Copy out each line below in which the string "source" appears.

==== Entries provided

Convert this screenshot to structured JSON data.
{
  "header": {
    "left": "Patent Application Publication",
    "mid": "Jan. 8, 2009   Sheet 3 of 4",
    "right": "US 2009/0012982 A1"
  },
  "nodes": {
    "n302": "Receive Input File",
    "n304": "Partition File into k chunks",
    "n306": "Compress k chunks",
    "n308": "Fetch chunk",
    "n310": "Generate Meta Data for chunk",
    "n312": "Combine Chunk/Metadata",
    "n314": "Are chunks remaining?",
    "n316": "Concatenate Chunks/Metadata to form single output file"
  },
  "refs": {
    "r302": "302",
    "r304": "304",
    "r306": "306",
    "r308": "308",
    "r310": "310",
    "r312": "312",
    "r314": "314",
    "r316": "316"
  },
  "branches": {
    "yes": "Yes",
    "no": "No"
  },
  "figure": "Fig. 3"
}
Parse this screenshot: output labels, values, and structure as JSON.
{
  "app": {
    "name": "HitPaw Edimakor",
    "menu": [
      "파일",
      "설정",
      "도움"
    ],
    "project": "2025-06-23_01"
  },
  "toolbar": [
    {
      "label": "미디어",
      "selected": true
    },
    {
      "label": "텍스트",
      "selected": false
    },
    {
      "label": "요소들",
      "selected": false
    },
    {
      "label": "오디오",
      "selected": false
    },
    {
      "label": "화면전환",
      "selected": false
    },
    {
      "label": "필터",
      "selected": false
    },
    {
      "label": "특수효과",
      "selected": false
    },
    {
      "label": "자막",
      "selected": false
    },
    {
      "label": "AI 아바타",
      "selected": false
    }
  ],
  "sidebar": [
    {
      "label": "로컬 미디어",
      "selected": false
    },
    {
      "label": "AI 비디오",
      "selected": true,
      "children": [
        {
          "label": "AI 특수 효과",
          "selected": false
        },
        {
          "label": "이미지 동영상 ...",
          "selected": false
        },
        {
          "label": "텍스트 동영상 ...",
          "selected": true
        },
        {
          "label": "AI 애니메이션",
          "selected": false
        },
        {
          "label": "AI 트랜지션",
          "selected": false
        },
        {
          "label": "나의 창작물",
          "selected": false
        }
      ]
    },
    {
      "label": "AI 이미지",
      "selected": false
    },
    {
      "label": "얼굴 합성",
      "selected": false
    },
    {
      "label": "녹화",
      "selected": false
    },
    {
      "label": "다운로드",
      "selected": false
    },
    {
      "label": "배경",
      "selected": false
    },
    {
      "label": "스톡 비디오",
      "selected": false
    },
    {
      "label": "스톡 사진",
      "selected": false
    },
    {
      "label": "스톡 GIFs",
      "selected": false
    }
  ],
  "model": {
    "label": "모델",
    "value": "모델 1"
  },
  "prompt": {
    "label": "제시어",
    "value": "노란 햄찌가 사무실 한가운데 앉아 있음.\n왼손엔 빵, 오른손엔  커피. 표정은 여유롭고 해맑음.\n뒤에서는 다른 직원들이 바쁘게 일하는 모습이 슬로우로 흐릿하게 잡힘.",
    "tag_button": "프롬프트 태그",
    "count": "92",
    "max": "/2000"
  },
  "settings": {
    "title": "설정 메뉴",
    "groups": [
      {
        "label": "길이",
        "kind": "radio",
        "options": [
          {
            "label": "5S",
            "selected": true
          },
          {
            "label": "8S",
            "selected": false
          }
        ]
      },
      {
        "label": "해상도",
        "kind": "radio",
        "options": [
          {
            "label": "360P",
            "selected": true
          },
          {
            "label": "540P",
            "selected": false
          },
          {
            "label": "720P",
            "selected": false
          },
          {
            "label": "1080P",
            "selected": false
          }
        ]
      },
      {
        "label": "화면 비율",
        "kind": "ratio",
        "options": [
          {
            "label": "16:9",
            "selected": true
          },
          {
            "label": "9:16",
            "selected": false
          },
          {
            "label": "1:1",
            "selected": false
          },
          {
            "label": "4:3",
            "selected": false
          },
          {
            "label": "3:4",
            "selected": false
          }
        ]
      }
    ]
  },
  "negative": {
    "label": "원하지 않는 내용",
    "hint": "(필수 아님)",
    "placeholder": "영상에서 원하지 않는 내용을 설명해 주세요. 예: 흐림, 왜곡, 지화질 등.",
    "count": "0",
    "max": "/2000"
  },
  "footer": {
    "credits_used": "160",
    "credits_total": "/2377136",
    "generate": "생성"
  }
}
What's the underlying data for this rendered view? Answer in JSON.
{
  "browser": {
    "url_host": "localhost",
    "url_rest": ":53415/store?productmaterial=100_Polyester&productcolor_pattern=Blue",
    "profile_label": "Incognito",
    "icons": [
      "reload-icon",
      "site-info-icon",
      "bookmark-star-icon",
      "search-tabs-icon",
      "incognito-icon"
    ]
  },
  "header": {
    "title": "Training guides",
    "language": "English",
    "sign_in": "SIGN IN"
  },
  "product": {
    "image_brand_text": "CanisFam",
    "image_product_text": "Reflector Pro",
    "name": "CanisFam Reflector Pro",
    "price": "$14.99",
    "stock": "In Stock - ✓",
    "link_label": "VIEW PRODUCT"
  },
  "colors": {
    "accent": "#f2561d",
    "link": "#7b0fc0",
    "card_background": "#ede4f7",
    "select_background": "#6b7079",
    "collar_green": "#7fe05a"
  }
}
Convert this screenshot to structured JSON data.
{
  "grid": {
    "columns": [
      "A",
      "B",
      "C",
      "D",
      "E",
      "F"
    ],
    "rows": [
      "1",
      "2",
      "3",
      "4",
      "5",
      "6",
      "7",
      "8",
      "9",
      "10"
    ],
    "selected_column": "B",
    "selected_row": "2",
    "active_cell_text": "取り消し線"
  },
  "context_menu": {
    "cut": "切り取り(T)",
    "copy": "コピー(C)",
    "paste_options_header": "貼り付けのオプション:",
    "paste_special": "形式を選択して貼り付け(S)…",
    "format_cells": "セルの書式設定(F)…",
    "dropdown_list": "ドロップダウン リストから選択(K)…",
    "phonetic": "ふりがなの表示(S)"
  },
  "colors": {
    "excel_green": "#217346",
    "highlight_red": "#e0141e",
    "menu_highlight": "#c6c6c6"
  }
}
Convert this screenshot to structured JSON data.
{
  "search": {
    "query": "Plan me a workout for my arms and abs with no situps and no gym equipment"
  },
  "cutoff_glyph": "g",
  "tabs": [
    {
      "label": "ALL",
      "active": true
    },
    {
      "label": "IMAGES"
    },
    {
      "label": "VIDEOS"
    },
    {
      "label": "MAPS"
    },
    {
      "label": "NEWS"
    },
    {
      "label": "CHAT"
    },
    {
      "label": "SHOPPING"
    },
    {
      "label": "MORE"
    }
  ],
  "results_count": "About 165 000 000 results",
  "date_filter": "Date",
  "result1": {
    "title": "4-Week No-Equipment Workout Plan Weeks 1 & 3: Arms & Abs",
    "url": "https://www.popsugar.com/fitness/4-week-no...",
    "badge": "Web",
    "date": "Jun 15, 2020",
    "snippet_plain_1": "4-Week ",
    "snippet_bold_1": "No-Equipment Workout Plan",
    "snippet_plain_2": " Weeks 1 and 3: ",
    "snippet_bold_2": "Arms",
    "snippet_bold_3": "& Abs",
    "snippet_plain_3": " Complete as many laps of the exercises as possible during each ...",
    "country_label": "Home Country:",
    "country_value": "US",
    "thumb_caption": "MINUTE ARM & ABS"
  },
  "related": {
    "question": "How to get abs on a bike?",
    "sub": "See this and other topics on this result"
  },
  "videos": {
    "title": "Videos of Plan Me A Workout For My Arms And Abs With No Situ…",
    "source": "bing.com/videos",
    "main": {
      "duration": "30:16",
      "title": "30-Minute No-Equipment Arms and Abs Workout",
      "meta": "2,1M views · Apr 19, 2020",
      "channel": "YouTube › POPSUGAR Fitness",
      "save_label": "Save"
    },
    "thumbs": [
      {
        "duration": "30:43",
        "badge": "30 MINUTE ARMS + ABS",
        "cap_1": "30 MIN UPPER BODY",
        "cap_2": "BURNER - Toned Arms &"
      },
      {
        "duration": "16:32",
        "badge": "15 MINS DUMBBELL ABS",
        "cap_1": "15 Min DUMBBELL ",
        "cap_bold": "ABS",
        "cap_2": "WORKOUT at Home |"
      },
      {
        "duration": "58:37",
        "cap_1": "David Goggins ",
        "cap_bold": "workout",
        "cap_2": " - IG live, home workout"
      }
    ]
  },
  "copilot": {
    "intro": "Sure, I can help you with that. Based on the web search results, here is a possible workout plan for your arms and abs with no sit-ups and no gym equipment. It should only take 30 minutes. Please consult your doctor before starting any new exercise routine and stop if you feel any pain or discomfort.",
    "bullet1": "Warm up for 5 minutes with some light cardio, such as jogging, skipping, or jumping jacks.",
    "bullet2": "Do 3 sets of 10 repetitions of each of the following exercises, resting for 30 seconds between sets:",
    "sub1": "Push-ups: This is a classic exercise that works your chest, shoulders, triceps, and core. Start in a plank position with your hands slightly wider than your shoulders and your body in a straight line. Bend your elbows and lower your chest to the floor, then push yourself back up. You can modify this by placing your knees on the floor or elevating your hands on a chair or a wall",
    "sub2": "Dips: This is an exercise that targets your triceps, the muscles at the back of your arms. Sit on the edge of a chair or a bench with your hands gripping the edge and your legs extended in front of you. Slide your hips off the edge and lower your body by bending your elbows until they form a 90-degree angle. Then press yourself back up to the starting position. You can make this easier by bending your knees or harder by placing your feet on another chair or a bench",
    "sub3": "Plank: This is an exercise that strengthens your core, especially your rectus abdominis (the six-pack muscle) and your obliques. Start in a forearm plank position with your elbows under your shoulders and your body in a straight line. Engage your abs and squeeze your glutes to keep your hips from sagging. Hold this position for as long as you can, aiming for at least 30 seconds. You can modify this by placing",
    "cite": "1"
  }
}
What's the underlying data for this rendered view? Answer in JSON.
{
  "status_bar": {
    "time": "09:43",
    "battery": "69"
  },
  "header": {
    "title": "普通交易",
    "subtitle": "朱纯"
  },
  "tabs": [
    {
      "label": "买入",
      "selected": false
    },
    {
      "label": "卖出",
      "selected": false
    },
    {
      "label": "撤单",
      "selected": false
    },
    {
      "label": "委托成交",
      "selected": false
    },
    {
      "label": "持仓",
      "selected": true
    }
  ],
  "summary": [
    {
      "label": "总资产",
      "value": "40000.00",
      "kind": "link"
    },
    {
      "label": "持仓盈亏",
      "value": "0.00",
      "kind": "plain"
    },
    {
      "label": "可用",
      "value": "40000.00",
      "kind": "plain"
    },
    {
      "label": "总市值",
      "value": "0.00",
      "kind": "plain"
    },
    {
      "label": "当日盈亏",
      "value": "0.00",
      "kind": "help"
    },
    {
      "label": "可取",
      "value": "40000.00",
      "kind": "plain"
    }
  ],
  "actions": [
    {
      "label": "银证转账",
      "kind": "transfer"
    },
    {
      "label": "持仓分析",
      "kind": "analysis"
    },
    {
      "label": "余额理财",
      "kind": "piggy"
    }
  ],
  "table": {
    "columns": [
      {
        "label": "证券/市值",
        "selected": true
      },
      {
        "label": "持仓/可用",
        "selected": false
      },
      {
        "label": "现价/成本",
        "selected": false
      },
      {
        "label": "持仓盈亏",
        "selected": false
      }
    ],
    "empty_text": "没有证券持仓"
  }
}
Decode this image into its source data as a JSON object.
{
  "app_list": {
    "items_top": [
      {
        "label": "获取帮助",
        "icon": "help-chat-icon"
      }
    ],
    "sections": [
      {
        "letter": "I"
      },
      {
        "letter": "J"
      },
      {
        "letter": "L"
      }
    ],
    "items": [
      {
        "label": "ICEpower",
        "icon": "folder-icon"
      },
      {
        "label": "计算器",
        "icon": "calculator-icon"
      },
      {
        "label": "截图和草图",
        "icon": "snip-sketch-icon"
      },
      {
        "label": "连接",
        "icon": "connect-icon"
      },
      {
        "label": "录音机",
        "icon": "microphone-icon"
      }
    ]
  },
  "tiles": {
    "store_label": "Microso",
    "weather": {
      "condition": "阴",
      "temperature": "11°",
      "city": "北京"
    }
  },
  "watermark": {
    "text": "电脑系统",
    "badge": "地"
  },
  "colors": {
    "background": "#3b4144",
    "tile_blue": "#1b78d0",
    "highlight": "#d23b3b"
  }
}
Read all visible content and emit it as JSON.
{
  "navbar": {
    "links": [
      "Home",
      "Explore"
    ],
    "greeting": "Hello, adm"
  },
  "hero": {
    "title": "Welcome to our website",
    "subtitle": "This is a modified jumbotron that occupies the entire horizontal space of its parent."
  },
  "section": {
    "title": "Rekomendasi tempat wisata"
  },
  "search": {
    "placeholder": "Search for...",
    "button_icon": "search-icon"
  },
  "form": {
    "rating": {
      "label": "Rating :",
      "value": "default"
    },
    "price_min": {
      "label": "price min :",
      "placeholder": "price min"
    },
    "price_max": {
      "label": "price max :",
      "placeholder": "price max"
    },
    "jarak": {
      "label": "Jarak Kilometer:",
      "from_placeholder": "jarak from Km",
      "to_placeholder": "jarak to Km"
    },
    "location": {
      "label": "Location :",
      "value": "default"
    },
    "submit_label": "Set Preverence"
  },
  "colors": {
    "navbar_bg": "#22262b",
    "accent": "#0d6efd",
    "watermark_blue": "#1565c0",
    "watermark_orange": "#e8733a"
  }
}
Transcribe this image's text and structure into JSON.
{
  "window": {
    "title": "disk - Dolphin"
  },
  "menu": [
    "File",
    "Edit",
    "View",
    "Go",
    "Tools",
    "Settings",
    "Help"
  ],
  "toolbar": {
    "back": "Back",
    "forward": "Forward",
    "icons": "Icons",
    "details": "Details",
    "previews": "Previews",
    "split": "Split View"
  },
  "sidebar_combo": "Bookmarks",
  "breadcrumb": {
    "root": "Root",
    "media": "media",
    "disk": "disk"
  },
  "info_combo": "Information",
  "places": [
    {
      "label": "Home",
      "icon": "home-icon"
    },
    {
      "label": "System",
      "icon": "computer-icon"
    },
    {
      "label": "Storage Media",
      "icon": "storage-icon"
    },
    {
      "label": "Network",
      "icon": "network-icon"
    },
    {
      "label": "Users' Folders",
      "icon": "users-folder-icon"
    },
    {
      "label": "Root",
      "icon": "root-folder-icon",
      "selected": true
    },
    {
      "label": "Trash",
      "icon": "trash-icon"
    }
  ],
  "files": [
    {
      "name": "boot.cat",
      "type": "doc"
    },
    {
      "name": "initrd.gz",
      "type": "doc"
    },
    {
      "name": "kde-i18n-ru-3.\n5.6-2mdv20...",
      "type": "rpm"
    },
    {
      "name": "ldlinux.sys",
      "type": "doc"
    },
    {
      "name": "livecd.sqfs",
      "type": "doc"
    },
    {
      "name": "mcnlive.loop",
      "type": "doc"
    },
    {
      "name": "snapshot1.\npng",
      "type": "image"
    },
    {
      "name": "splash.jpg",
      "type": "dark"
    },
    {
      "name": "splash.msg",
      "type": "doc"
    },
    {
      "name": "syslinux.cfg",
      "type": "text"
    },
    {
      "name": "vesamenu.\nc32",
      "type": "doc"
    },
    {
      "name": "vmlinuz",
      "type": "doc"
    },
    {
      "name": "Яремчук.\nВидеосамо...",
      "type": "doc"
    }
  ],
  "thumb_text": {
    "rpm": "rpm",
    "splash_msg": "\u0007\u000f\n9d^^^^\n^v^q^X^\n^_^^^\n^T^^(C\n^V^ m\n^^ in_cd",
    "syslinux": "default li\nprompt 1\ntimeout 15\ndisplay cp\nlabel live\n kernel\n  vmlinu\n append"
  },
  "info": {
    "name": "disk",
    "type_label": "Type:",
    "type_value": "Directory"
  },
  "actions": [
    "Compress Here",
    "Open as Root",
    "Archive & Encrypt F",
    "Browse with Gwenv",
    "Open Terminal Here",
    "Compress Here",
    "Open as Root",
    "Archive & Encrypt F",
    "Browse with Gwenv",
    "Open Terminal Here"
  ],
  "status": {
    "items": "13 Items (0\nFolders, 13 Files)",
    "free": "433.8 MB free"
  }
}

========

» **Your solution**
    "source": "bing.com/videos",
Decode this image into its source data as a JSON object.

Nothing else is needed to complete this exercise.